As a player for Fortuna Düsseldorf and SC Freiburg, Schmadtke attracted attention not only because of his unmistakable and multicolored jerseys and shorts, but also because he opened his mouth and teased. Not infrequently, however, there were also fine bon mots, like this one after a game of his SC: “The Freiburg team had a first-class man in goal.” Needless to say, he was in the box himself, of course.

After the final end of his career as a professional soccer player in 1998 until he started as sports director at Alemannia Aachen in early December 2001, Schmadtke also completed an extra-occupational internship at Sport1. Perhaps this look “on the other side” was always a little responsible for the fact that his dealings with journalists were characterized more by respect and understanding than by suspicion and reserve.
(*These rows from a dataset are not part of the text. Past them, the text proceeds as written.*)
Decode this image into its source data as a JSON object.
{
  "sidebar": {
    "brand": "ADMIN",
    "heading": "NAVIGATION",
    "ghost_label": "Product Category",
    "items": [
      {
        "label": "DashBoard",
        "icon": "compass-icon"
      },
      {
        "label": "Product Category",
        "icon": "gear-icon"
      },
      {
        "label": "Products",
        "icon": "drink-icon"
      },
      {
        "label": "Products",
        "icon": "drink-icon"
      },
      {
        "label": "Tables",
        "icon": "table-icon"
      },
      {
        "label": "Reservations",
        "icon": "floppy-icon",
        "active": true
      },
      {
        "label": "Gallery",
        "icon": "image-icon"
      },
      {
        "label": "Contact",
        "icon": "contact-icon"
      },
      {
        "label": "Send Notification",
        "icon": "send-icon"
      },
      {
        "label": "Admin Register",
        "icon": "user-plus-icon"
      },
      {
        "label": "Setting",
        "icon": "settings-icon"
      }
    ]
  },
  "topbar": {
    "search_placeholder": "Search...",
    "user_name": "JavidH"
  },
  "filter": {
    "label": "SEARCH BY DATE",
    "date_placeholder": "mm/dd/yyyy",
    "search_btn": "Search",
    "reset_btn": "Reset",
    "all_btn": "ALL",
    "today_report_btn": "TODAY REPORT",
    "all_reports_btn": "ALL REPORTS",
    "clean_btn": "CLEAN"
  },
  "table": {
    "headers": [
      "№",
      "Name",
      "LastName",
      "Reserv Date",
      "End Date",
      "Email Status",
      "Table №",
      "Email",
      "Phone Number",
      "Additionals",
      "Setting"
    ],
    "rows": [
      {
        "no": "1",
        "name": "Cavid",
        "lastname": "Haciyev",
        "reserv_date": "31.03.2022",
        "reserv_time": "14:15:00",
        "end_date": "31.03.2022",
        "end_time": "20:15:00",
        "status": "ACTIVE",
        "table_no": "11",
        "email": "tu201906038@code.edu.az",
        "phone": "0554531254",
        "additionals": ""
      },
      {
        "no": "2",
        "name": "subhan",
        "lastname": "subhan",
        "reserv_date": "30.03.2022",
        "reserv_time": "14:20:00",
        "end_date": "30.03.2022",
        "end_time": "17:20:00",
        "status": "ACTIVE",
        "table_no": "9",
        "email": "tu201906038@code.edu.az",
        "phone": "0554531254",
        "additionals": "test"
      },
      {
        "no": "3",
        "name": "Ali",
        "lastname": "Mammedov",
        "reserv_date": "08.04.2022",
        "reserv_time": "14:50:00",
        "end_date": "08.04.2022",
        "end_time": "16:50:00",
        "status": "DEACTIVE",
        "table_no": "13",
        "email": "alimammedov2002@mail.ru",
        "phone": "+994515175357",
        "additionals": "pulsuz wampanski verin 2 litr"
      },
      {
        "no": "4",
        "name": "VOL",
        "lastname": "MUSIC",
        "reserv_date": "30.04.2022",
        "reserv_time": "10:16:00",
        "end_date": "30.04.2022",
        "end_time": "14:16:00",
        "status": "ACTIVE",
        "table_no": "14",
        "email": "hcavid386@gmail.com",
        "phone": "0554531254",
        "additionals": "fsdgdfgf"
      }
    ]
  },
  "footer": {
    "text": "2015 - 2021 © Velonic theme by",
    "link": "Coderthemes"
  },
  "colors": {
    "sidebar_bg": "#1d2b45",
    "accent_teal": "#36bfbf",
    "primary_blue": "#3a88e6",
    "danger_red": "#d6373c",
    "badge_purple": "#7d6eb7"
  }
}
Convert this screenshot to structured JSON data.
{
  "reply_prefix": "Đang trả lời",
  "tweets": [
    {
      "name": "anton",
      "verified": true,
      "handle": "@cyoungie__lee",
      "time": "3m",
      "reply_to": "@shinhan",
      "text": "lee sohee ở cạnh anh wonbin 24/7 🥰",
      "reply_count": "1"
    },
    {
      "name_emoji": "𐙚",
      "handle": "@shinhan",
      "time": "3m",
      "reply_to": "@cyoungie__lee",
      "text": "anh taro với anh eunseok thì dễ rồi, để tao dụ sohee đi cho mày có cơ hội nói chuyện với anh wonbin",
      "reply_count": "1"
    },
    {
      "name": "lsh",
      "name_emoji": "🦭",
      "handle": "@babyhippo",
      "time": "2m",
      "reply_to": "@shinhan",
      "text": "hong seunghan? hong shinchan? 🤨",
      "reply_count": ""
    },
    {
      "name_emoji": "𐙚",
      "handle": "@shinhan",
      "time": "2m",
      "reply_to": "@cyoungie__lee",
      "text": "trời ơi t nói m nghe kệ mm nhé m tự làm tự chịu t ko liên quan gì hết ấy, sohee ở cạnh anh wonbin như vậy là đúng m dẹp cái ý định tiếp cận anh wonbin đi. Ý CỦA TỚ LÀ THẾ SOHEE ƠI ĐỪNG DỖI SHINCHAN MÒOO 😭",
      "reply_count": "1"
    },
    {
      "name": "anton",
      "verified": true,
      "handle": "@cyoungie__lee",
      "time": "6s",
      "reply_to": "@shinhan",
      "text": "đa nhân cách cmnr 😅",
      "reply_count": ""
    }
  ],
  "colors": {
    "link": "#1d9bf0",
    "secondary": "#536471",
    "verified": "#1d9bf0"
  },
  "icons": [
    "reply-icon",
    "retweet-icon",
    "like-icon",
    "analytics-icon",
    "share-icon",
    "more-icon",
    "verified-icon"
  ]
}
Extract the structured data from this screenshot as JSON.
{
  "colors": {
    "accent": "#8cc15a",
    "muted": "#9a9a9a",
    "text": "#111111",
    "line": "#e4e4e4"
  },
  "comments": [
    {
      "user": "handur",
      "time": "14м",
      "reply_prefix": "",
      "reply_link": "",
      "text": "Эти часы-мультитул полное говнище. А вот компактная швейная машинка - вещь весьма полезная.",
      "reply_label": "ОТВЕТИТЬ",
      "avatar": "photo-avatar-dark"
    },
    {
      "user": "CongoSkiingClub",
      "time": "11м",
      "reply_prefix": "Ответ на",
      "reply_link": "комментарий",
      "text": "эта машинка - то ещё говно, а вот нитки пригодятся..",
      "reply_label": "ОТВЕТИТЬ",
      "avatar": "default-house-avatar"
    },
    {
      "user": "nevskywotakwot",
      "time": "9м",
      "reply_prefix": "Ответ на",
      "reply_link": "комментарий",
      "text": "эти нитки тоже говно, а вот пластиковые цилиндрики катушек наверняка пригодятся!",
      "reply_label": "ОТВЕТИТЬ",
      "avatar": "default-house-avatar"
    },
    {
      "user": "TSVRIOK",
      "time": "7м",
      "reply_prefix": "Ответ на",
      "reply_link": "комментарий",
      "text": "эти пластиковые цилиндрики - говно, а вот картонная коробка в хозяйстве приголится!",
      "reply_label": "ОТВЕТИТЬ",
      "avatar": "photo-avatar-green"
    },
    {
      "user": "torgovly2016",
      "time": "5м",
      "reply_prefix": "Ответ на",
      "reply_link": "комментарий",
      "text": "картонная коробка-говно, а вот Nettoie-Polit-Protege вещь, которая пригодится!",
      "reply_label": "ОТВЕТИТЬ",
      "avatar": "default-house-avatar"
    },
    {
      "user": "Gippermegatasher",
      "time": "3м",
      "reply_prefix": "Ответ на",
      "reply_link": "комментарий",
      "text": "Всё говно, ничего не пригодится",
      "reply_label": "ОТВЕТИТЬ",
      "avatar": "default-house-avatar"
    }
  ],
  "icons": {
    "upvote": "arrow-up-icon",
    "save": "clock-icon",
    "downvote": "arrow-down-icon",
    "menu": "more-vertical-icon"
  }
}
His years at Alemannia, which reached the DFB Cup final and the UEFA Cup during his time as manager and also managed to return to the Bundesliga, were the cornerstone of Schmadtke’s current reputation for being able to make clubs better under his leadership.

Born in Düsseldorf, he perhaps celebrated his best years at 1. FC Köln. Shortly after he took over the then second division team in the summer of 2013, Schmadtke smiled in an unforgettable way for a legendary video in an FC camera. Cologne hadn’t lost the first eight games since the start of the season, were in second place in the table and had just knocked out first division club FSV Mainz 05 from the DFB Cup. The euphoria knew no bounds in the cathedral city. And what does Schmadtke do? He went into the Japanese garden and spoke to the beguiling sounds in a mantra-like endless loop of 1:10 minutes into the microphone: “Dear FC fan, calm down, stay calm … calm, stay calm … calm down stay calm!” At the end of the season, 1. FC Köln had risen to the top of the table – and the calm was long gone.

Together with his trainer Peter Stöger, Schmadtke formed a dazzling and brilliant couple who, according to Ansgar Brinkmann, were so successful because “Stöger and Schmadtke now set up the team, and no longer the ‘Kölner Express'”. And indeed, both of them swam on a wave of success for a long time. Also minor verbal gaffes – “I called the referee Eierkopp. In the Rhineland, where I come from, that’s not an insult” (Schmadtke) and “I offered my glasses to the linesman. But he didn’t see that either” (Stöger) – the two were forgiven in the many months of success. But then, in the 2017/18 season, the tide turned.

FC got off to a catastrophic start to the season and Schmadtke soon reacted to the increasing criticism in an abusive manner. So he snapped at a reporter: “Do you want me to give you an evaluation of the season now, on the third day? The season sucks!” And she didn’t get any better. After many good years, FC and Jörg Schmadtke went their separate ways in October. A separation, however, that did not go unanswered. A year later – Schmadtke had long since arrived at his last station in Wolfsburg – the manager said: “If so-called fans think they have to insult me, we can’t even give them the platform. Untruths are being spread. I think it’s a shame And it hurts me that the old or new Cologne board of directors has not distanced itself from it. Some values ​​have got mixed up at this traditional club.” Jörg Schmadtke was never at a loss for honest words.

Now where he stops, the man who once conquered the Bundesliga with his colorful jerseys and shorts said in an interview to the “Süddeutsche Zeitung”: “I don’t want to hide the fact that parts of the business are more and more disgusting to me.” Unfortunately, this is a commonplace that one often hears from people who turn their backs on professional football. Typically Schmadtke is more a statement he made a few years ago when his striker Anthony Modeste missed a few more chances after two goals and the fans and journalists grumbled: “If a striker scores two goals, he can always be satisfied Go home. But people always want more. They want half a pig for 50 euros – and it should also be kept in a species-appropriate manner.”

A sentence that you can definitely let sink in. Let’s see whether Jörg Schmadtke went home finally satisfied – or whether he will come back again. He doesn’t want to rule that out entirely. Probably depends on how “colorful” his life will be in the future, even without football.